About 3,500 Yorkshire Bank staff could be affected
National Australia Bank (NAB) is putting the issue of whether to move to a career average pension scheme to a vote of its 9,000 employees in the UK.
NAB admitted such a move would reduce the entitlements of some staff but said it would make the schemes more secure - its UK schemes have a deficit of £426m.
A number of leading firms are reviewing the future of final salary schemes.
RentokilInitial and the Co-operative Group plan to freeze their final salary schemes because of their huge costs while British Airways is reviewing options for its pension provision.
This year, the National Australia Bank has paid a total of £63m into its four UK employee pension schemes and it has pledged to pay an extra £100m into the schemes if the proposals are accepted.

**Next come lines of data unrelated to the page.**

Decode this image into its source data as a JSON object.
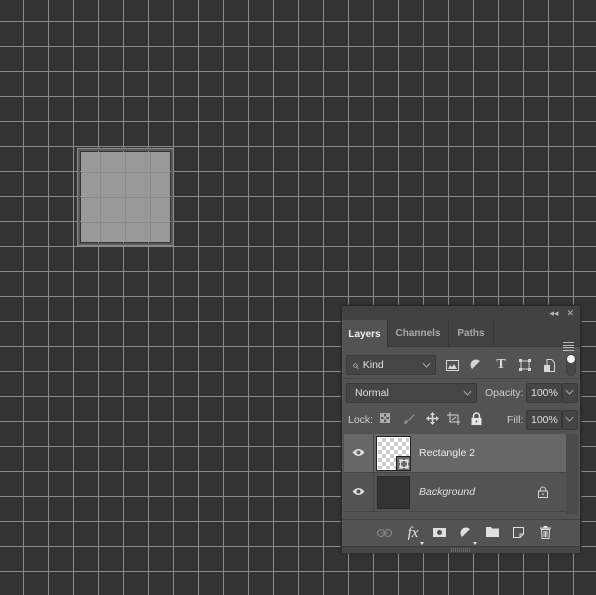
{
  "canvas": {
    "background": "#333333",
    "grid_color": "#8a8a8a",
    "shape_fill": "#999999"
  },
  "panel": {
    "header_icons": {
      "collapse": "collapse-icon",
      "close": "close-icon"
    },
    "collapse_glyph": "◂◂",
    "close_glyph": "✕",
    "tabs": [
      {
        "label": "Layers",
        "active": true
      },
      {
        "label": "Channels",
        "active": false
      },
      {
        "label": "Paths",
        "active": false
      }
    ],
    "filter": {
      "kind_label": "Kind",
      "search_glyph": "⌕",
      "icons": [
        "image-filter-icon",
        "adjustment-filter-icon",
        "type-filter-icon",
        "shape-filter-icon",
        "smart-object-filter-icon",
        "filter-toggle"
      ]
    },
    "blend": {
      "mode": "Normal",
      "opacity_label": "Opacity:",
      "opacity_value": "100%"
    },
    "lock": {
      "label": "Lock:",
      "fill_label": "Fill:",
      "fill_value": "100%"
    },
    "layers": [
      {
        "name": "Rectangle 2",
        "visible": true,
        "selected": true,
        "italic": false,
        "locked": false
      },
      {
        "name": "Background",
        "visible": true,
        "selected": false,
        "italic": true,
        "locked": true
      }
    ],
    "footer": {
      "fx_label": "fx"
    }
  }
}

However, it has warned that it will review the future of all the schemes should staff reject its proposals.
Members of the schemes - about 3,500 at Clydesdale Bank, 3,500 at Yorkshire Bank and 1,000 and National Australia Group Europe - are being asked to vote on the proposed changes by the middle of March.
Striking a balance
NAB said the proposed changes - which will not affect entitlements accrued before 1 April 2006 - would put the company's pension schemes on a "secure footing".
"We believe the proposals for reform - including the one-off contribution of £100m - to be fair and equitable and to provide a balance between the needs and expectations of scheme members and the long-term viability of the schemes," said Lynne Peacock, chief executive of National Australia Bank's UK operations.
The company said it had consulted with employee representatives and trade union Amicus before announcing the proposed changes.
It is currently scaling back its UK operations, planning to cut 1,700 jobs and close 100 branches over the next few years.
The bank's chief operating officer David Thorburn said that, in the long term, it would be good for employees.
Speaking to BBC Radio Scotland, he added: "No one is going to wave a magic wand and take the deficit away - unless we do something about it, the fund will not be able to meet its liabilities as people retire over the next few decades.
"With these proposals, the fund will be back on a sustainable footing and people can look forward to their retirements."